Indiana Historical Society Celebrates Contributions of Hoosier Women
The Indiana Historical Society (IHS) invites guests to
celebrate the contributions of Hoosier women — both past and present — with its
new exhibit, “Be Heard: Women’s Voices in Indiana.” The exhibit is now on
display through April 18 at the Eugene and Marilyn Glick Indiana History
Center, located at 450 W. Ohio St. in downtown Indianapolis.
With just under 3.4 million women living in Indiana, it’s fair to say women have been and still are an integral part of the state’s defining moments. Over the last century, women have made significant advances toward gender equality in economics, education, health care, politics and more.
“Be Heard: Women’s Voices in Indiana” features the stories of women in the state over time, from Civil War nurse Lovina Streight and architect Avriel Shull to Roselyn Richardson, an active participant in the fight to desegregate Indianapolis Schools, and Chief Frances Dunnagan of the Miami Nation of Indians of Indiana.
Guests can tour the exhibit in the Rosemary McKee Lanham Gallery on the fourth floor of the History Center from 10 a.m. to 5 p.m., Tuesdays through Saturdays. “Be Heard: Women’s Voices in Indiana” is included with admission to the Indiana Experience, which is $13 for adults, $12 for seniors and $5 for children (ages 5 to 17). IHS members and children younger than five receive free admission.
Visitors also have the chance to tour the exhibit when IHS hosts two programs on Saturday, Feb 8, that mark the centennial of women’s suffrage. The first, Women’s Suffrage and You: Girl Scout Workshop, takes place from 10 a.m. to 12:30 p.m. The event, supported by Women4Change and Girl Scouts of Central Indiana, will help Girl Scout Cadettes, Ambassadors and Seniors earn badges by learning about the Hoosier women who helped get the 19th Amendment passed and building a campaign that explores how to enact legislative change.
Then from 1:30-3 p.m., IHS will host Determined to Rise: Ladies and Liquor, a conversation about the connections between women’s suffrage and prohibition. This event is presented in partnership with the National Women’s History Museum, whose series of lively discussions across the country looks at the achievements and limitations of women gaining the right to vote.
Together, these offerings just scratch the surface of the contributions of women in Indiana. IHS has more than 400 collections on women’s history available in its archives, which can be viewed in the History Center’s William H. Smith Memorial Library. The library is free and open to the public during the History Center’s regular operating hours.
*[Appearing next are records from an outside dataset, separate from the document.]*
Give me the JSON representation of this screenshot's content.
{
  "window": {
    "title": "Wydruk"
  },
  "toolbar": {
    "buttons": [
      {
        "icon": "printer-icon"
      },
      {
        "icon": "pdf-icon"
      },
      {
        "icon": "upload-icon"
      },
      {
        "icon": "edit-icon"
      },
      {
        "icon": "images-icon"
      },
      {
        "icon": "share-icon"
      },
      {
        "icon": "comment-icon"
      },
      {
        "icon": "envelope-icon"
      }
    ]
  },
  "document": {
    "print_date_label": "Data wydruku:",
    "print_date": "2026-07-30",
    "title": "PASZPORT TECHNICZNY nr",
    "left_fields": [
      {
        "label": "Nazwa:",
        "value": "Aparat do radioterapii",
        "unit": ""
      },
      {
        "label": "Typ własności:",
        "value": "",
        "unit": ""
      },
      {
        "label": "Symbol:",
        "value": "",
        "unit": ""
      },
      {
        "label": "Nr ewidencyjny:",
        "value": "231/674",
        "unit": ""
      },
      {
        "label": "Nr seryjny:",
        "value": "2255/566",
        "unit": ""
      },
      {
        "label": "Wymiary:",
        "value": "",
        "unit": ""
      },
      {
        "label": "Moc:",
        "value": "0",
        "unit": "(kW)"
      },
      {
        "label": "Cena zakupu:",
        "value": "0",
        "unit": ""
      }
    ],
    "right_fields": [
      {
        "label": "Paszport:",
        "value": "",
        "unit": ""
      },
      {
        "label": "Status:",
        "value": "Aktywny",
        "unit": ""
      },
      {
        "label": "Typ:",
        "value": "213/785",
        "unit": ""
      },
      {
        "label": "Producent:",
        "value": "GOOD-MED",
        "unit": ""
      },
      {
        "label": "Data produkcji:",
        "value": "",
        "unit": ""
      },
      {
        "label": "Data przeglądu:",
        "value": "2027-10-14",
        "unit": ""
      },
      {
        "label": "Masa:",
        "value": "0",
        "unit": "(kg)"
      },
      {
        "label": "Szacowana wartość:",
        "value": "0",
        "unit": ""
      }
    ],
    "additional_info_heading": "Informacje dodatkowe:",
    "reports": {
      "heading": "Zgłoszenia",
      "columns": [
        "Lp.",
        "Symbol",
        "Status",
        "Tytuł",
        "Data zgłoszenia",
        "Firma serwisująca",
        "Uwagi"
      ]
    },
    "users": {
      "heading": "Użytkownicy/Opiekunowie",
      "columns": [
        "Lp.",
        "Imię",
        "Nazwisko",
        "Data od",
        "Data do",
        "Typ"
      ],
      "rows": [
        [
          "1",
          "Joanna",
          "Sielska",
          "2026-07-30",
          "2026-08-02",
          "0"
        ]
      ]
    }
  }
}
For more information about “Be Heard: Women’s Voices in Indiana” or related collections and offerings, visit www.indianahistory.org or call IHS at (317) 232-1882